RECORDS SUPPLIED Start Marker

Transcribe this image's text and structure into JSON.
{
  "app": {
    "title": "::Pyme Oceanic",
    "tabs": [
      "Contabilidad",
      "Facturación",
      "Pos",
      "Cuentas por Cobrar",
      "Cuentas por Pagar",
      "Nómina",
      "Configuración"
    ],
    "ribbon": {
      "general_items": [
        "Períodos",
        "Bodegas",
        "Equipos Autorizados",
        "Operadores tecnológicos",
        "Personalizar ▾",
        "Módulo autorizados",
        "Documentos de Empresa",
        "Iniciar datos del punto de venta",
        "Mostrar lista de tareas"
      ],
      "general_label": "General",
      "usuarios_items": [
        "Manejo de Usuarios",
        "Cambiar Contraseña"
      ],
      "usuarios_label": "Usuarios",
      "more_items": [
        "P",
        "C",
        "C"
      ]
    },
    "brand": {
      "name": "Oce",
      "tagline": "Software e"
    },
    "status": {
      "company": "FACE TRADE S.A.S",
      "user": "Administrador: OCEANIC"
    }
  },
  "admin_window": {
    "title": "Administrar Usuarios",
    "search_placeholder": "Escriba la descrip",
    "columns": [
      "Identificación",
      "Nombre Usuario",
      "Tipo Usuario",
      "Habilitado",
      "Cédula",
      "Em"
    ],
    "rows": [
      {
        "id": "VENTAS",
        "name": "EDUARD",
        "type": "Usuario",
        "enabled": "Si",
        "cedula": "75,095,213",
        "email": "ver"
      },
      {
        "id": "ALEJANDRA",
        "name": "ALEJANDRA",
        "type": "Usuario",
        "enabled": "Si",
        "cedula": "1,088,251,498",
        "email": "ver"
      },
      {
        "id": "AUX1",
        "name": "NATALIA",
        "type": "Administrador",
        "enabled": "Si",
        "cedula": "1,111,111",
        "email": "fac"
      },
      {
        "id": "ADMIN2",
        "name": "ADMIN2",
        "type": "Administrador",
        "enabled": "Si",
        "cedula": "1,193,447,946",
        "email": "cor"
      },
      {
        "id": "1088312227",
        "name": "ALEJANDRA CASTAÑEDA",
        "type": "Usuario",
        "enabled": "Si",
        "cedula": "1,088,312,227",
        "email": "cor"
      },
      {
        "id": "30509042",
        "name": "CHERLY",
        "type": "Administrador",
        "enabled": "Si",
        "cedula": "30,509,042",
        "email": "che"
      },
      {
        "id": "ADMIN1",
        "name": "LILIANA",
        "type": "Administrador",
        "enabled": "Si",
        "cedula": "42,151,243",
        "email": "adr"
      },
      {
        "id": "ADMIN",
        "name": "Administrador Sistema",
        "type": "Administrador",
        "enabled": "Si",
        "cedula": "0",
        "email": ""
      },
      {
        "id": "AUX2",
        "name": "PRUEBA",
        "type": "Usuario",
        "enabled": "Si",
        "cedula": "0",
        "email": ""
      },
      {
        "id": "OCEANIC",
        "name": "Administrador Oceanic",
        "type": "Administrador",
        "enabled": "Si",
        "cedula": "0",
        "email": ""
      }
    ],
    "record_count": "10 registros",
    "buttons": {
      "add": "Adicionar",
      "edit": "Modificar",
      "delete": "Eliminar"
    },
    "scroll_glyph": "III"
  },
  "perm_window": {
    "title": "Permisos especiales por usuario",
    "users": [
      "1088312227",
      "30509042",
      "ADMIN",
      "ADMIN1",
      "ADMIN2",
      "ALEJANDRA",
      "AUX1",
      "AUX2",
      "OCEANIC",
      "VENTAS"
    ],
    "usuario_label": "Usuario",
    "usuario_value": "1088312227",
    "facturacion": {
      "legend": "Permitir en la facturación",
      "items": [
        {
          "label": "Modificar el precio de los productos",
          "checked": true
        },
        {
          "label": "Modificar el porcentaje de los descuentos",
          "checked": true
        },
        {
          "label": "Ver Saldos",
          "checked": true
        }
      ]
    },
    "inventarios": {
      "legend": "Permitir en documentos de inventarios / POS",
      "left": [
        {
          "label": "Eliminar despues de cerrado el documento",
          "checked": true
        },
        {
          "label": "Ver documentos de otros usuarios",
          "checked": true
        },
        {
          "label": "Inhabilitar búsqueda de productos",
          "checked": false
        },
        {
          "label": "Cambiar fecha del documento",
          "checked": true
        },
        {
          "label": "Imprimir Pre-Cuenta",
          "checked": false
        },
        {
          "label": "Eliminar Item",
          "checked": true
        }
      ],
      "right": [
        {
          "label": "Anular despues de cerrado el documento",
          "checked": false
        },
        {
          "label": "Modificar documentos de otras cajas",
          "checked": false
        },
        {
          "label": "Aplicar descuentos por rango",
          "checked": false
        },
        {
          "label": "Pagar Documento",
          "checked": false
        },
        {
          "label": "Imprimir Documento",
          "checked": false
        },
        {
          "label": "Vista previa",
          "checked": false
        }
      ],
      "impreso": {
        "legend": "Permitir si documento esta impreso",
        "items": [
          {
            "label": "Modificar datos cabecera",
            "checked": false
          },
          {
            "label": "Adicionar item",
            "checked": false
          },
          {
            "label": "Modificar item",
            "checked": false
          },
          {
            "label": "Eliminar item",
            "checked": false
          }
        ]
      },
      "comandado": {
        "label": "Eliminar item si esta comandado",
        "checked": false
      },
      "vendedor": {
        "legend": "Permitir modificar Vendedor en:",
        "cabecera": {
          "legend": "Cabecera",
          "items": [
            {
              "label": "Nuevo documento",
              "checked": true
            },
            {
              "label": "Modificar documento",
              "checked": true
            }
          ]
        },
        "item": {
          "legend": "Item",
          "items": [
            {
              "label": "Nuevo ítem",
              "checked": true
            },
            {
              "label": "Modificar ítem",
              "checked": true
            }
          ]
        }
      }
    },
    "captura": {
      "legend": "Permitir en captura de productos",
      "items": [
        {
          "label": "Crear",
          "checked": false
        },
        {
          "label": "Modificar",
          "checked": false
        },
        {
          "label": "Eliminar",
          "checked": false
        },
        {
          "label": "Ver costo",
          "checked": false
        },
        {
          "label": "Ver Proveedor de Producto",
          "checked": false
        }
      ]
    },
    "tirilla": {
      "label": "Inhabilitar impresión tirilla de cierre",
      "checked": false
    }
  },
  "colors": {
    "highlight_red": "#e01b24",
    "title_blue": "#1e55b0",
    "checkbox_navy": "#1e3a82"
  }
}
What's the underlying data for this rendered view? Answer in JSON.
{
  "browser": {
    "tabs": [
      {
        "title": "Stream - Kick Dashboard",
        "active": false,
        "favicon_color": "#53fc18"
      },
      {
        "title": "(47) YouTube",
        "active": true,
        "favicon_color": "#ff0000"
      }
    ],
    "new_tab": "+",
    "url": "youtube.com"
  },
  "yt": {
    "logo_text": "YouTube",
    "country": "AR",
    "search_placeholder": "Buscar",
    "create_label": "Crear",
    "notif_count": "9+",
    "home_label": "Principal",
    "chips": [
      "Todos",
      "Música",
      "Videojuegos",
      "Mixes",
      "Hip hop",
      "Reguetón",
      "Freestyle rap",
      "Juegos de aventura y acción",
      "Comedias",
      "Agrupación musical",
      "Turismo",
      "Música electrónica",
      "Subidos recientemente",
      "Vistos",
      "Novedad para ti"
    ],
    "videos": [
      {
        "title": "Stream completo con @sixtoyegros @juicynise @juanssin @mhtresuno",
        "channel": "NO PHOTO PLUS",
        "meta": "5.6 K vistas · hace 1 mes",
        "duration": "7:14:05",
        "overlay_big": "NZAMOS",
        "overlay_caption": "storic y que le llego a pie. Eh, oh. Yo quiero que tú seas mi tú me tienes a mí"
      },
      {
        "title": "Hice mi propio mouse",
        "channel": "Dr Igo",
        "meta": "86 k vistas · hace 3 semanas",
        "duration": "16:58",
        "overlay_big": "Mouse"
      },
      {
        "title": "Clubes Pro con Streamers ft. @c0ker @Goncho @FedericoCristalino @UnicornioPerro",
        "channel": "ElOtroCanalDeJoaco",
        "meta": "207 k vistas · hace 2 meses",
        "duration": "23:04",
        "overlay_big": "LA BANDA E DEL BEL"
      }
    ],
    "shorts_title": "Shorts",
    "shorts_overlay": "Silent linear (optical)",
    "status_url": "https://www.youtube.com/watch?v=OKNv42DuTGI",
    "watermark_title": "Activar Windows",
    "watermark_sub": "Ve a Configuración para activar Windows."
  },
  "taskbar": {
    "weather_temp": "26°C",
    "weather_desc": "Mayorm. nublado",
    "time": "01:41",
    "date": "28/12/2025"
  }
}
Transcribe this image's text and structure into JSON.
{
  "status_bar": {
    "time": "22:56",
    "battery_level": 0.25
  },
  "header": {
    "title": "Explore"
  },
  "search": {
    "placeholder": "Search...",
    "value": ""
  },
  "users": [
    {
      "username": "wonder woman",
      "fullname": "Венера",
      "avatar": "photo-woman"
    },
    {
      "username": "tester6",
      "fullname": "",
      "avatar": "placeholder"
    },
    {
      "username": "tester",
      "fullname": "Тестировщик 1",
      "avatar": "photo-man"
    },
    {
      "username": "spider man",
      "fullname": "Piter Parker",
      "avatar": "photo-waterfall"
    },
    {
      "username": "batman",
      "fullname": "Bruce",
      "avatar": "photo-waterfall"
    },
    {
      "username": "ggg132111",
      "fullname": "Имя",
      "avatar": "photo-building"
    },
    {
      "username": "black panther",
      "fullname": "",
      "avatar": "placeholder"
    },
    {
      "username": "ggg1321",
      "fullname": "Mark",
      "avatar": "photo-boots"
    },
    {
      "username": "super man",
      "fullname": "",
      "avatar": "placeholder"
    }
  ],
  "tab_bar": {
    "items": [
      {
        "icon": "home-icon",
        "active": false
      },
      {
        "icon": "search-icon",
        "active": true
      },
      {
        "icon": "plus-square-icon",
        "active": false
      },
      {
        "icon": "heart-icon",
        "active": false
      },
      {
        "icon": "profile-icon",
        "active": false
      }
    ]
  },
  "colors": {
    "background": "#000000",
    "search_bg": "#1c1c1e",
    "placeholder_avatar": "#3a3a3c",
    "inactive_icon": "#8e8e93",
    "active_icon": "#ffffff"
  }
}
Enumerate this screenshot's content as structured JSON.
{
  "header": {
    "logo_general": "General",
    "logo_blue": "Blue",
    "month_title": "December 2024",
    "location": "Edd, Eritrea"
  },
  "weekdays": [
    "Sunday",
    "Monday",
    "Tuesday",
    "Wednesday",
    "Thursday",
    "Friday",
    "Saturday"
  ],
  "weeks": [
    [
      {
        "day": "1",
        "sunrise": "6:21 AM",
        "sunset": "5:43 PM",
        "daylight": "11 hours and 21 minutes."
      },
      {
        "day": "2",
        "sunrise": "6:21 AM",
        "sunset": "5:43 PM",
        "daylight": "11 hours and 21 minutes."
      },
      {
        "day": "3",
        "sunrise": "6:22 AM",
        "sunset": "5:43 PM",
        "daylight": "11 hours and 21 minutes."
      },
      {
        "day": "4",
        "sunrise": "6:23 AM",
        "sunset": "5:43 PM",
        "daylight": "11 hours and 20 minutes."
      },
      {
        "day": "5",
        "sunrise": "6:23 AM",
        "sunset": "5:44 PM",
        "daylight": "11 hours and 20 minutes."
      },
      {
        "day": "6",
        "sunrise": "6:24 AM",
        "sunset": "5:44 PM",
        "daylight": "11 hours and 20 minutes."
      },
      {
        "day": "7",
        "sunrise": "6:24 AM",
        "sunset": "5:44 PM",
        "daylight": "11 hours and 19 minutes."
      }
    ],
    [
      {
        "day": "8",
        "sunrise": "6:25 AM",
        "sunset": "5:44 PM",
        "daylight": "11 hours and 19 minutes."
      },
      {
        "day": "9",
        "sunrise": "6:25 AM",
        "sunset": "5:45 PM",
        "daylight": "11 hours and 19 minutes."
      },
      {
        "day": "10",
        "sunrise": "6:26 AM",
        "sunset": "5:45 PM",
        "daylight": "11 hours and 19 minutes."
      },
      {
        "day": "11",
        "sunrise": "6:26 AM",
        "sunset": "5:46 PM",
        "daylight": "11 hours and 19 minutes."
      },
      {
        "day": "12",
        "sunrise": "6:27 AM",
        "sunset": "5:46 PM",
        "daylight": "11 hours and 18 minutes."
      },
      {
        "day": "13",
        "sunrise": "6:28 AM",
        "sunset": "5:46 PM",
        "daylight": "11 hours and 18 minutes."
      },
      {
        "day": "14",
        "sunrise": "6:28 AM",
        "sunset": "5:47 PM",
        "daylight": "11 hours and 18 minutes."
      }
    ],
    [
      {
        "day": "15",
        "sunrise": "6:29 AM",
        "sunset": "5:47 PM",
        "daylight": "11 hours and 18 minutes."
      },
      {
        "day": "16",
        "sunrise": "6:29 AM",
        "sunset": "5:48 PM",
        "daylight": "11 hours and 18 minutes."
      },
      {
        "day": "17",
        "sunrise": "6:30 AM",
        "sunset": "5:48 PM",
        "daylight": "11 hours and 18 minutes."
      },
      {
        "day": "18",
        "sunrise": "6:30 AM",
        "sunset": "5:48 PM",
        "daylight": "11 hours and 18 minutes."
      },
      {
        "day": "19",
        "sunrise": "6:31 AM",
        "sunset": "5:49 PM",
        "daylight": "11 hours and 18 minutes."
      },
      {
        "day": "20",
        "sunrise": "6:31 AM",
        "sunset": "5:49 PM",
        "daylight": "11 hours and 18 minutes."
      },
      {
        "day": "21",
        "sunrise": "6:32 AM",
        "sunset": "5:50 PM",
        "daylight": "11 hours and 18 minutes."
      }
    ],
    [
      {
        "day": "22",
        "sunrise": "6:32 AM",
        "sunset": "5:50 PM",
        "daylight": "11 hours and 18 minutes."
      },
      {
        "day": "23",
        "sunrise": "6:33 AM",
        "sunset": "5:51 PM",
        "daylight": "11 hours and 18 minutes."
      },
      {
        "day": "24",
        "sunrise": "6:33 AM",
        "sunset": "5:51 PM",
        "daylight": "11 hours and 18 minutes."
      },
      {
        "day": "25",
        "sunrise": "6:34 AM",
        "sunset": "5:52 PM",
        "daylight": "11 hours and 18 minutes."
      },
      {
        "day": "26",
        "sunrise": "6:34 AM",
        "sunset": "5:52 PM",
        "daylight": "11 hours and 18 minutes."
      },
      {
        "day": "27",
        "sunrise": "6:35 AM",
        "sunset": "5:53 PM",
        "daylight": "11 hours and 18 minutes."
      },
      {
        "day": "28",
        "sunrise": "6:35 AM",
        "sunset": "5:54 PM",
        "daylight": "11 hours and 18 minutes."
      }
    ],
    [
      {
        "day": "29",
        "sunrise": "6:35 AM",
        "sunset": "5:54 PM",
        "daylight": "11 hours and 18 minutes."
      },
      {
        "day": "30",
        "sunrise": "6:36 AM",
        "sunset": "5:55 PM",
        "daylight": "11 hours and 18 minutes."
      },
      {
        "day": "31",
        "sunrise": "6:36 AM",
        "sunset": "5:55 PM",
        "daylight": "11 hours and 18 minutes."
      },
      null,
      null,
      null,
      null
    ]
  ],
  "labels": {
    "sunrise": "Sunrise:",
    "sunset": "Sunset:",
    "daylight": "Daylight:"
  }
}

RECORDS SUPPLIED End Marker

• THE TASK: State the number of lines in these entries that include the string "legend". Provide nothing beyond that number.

• RESULT: 7